By Gvantsa Gabekhadze
Friday, May 25
The European Court of Human Rights (ECHR) held the final hearing on a high profile, Georgia v Russia case in Strasbourg on Wednesday, concerning Georgia’s allegations to Russia over the sequence of violations during the Russia-Georgia 2008 war and its aftermath.

Georgia’s British lawyer Ben Emerson, a representative of Russian Justice Ministry and the lawyer of the state of Russia addressed a panel of 17 judges.

Members of the Georgian Dream government say that the Georgian side has managed to “perfectly defend” the state interests.

The Georgian Minister for Reconciliation and Civil Equality Ketevan Tsikhelashvili states that the international court will be able to deliver its final verdict in a few months.

“Russia, a member of the Council of Europe, committed a shameful act”, said Emerson after the hearing. "The fragments of missiles were found on the site, which had serial numbers confirming their Russian origin. The Russian side insisted that it was fake information and part of anti-Russian propaganda” he added.
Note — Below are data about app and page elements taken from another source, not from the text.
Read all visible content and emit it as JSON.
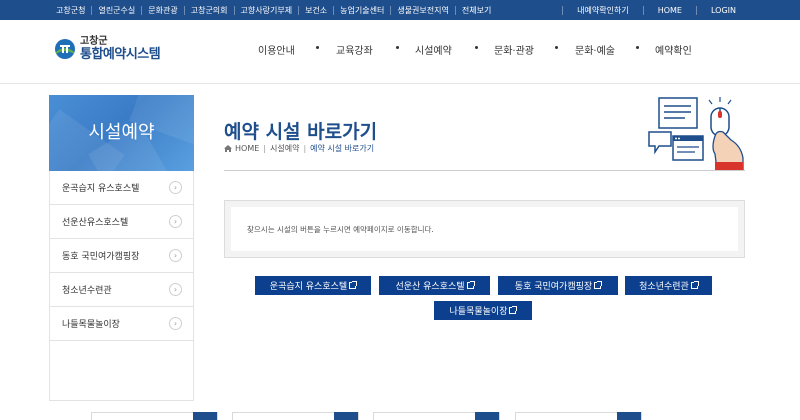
{
  "topbar": {
    "left_links": [
      "고창군청",
      "열린군수실",
      "문화관광",
      "고창군의회",
      "고향사랑기부제",
      "보건소",
      "농업기술센터",
      "생물권보전지역",
      "전체보기"
    ],
    "right_links": [
      "내예약확인하기",
      "HOME",
      "LOGIN"
    ]
  },
  "logo": {
    "line1": "고창군",
    "line2": "통합예약시스템"
  },
  "gnb": [
    "이용안내",
    "교육강좌",
    "시설예약",
    "문화·관광",
    "문화·예술",
    "예약확인"
  ],
  "sidebar": {
    "title": "시설예약",
    "items": [
      "운곡습지 유스호스텔",
      "선운산유스호스텔",
      "동호 국민여가캠핑장",
      "청소년수련관",
      "나들목물놀이장"
    ]
  },
  "content": {
    "title": "예약 시설 바로가기",
    "breadcrumb": {
      "home": "HOME",
      "section": "시설예약",
      "current": "예약 시설 바로가기"
    },
    "notice": "찾으시는 시설의 버튼을 누르시면 예약페이지로 이동합니다.",
    "buttons": [
      "운곡습지 유스호스텔",
      "선운산 유스호스텔",
      "동호 국민여가캠핑장",
      "청소년수련관",
      "나들목물놀이장"
    ]
  },
  "colors": {
    "primary": "#1f4e8c",
    "button": "#0d3f8f",
    "sidebar_title": "#4a8fd6",
    "accent_red": "#d9342b"
  }
}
Georgia’s Deputy Minister of Justice Gocha Lortkipanidze said after the hearing that it was an uncompromising, struggle for fairness and justice.
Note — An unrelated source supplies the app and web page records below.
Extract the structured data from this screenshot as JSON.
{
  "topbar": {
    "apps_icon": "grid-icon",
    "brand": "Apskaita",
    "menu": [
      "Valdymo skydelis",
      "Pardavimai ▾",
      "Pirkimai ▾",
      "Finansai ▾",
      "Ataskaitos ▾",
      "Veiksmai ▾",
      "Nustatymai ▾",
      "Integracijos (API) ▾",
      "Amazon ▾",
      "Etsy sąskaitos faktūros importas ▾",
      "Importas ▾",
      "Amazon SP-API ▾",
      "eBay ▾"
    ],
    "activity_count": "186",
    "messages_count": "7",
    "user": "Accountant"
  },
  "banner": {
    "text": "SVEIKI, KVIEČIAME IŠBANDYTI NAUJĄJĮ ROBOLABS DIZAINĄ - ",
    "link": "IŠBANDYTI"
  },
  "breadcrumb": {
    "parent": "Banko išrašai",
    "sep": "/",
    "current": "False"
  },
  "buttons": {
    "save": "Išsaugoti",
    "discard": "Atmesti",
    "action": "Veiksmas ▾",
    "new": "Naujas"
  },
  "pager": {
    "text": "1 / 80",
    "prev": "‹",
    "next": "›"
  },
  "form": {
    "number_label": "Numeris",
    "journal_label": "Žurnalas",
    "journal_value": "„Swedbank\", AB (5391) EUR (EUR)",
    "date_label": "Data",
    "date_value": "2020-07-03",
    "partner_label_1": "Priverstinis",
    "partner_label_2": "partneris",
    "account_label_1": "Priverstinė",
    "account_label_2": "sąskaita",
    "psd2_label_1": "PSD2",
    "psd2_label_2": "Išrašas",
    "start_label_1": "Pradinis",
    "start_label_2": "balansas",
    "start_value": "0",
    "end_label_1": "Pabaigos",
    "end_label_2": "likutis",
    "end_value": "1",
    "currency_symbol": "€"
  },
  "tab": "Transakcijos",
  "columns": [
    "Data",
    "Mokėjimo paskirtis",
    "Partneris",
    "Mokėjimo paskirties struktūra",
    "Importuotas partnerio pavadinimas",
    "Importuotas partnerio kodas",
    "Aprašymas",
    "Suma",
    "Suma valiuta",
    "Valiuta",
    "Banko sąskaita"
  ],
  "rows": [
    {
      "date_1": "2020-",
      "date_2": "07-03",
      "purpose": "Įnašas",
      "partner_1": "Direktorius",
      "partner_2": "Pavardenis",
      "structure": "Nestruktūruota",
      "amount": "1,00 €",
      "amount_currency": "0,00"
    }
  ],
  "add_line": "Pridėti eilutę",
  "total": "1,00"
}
“This case will be important not only for Georgia but for other conflicts within Europe – in Ukraine and Moldova. Instead of arguments from the Russian side, we have heard a fake narrative about history and the only answer is as if Georgia has presented false evidence, which is a conspiracy against the Russian Federation.

“All this indicates that the Russian Federation had no argument at all today”, Lortkipanidze said.

The judge representing Georgia in the court in previous years Nona Tsotsoria says that the ECHR is facing a “big challenge” because the case is very complex and difficult.

“Today is truly historic day not only for Georgia but for Europe and the court itself. I am convinced that the Court will cope with this challenge,” Tsotsoria stated after the hearing session.

During the previous hearings the court heard 33 witnesses in total: 16 summoned through the Georgian Government, 11 through the Government of Russia and six directly by the court.

This case raises issues under articles which concern the right to life, prohibition of torture, inhumane and degrading treatment, the right to liberty and security, the right to respect for private and family life, the right to an effective remedy.